–Joanne Trestrail

Inspired by a trip last fall to Turin, Italy, John Bubala (Timo) transformed his old Thyme Cafe space into what is already a Wicker Park hot spot. Unveiled in March, Baccalà (1540 N. Milwaukee Ave.; 773-227-1400) boasts a rustic, no-frills menu packed with full-flavored dishes straight from Italy’s northwest countryside. The signature baccalà appetizer (above; $8), featuring soft cod, scallops, potato, garlic, and chives, is the perfect prelude to hearty entrées such as braised chicken thighs with white beans and smoked pepper; and pork butt, chunks of tender meat with a crispy outer layer, served with polenta.
–Denise Peñacerrada

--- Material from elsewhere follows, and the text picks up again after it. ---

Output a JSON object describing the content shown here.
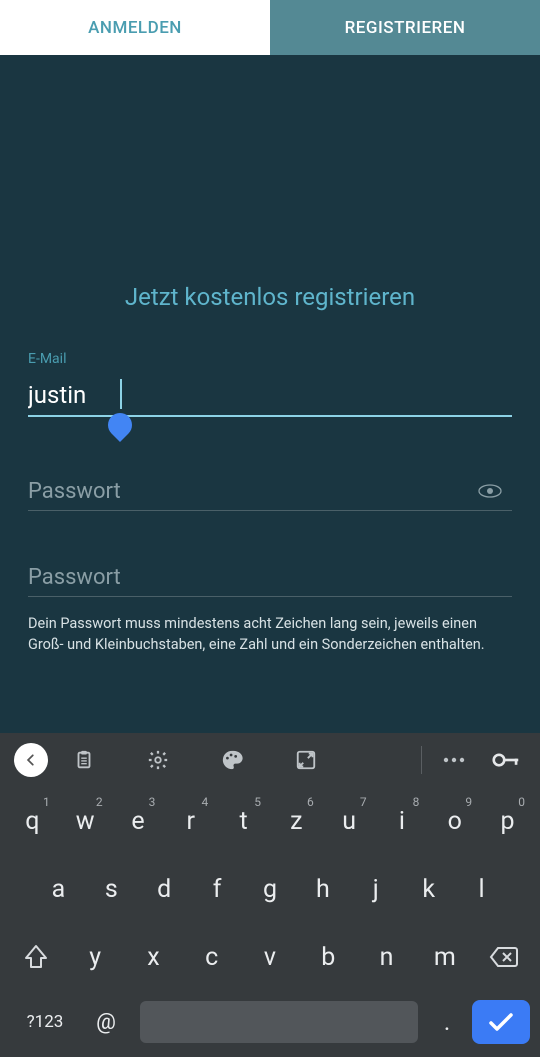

A fusion of smells, sounds, and flavors of East Africa is what you can expect from Masala Yangu (43 E. Jefferson Ave., Naperville; 630-922-9999). The husband-wife team of Calvin and Rahila Young opened their restaurant in April with dishes nostalgic of Rahila’s childhood in Kenya. “These are the things I grew up eating,” she says, and literally so-she and her mother head up the kitchen, turning out entrées like biringanya (pictured here; eggplant with potatoes in creamy tomato sauce, $13) and Rahila’s personal favorite, samaki ya kupaka (baked sole in coconut curry base). This must be the only place in Naperville where you can sip fresh passion-fruit juice while enjoying live ambient music.
–Denise Peñacerrada

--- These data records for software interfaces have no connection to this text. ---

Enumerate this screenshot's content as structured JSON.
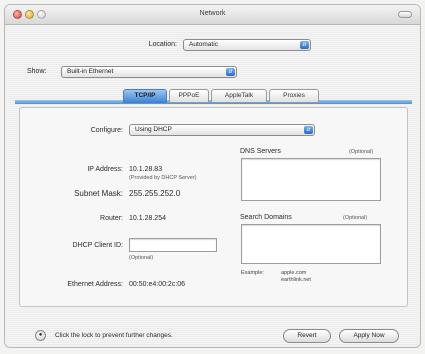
{
  "window": {
    "title": "Network"
  },
  "location": {
    "label": "Location:",
    "value": "Automatic"
  },
  "show": {
    "label": "Show:",
    "value": "Built-in Ethernet"
  },
  "tabs": [
    {
      "label": "TCP/IP"
    },
    {
      "label": "PPPoE"
    },
    {
      "label": "AppleTalk"
    },
    {
      "label": "Proxies"
    }
  ],
  "configure": {
    "label": "Configure:",
    "value": "Using DHCP"
  },
  "ip": {
    "label": "IP Address:",
    "value": "10.1.28.83",
    "note": "(Provided by DHCP Server)"
  },
  "subnet": {
    "label": "Subnet Mask:",
    "value": "255.255.252.0"
  },
  "router": {
    "label": "Router:",
    "value": "10.1.28.254"
  },
  "dhcp_client_id": {
    "label": "DHCP Client ID:",
    "value": "",
    "note": "(Optional)"
  },
  "ethernet": {
    "label": "Ethernet Address:",
    "value": "00:50:e4:00:2c:06"
  },
  "dns": {
    "label": "DNS Servers",
    "optional": "(Optional)"
  },
  "search_domains": {
    "label": "Search Domains",
    "optional": "(Optional)"
  },
  "example": {
    "label": "Example:",
    "line1": "apple.com",
    "line2": "earthlink.net"
  },
  "footer": {
    "lock_text": "Click the lock to prevent further changes.",
    "revert": "Revert",
    "apply": "Apply Now"
  }
}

Since 2005, there have been whispers about something massive going on at 1240 West Randolph Street. Eighteen months, two kitchens, and untold millions of dollars later, we have Alhambra Palace (312-666-9555), an absurdly over-the-top Middle Eastern circus of a restaurant that seats 1,400 people. But the parade of waterfalls, chandeliers, marble, belly dancers, live jazz, and artwork imported from three continents may be less surprising than the man tabbed to head up the menu: Eric Aubriot. A classically trained French chef, Aubriot will now focus on dishes such as a paper-wrapped sea bass papillote with julienned carrots, zucchini, and celery (above $22). However this plays out, it’s bound to be interesting. 
–Jeff Ruby

Photography by Tyllie Barbosa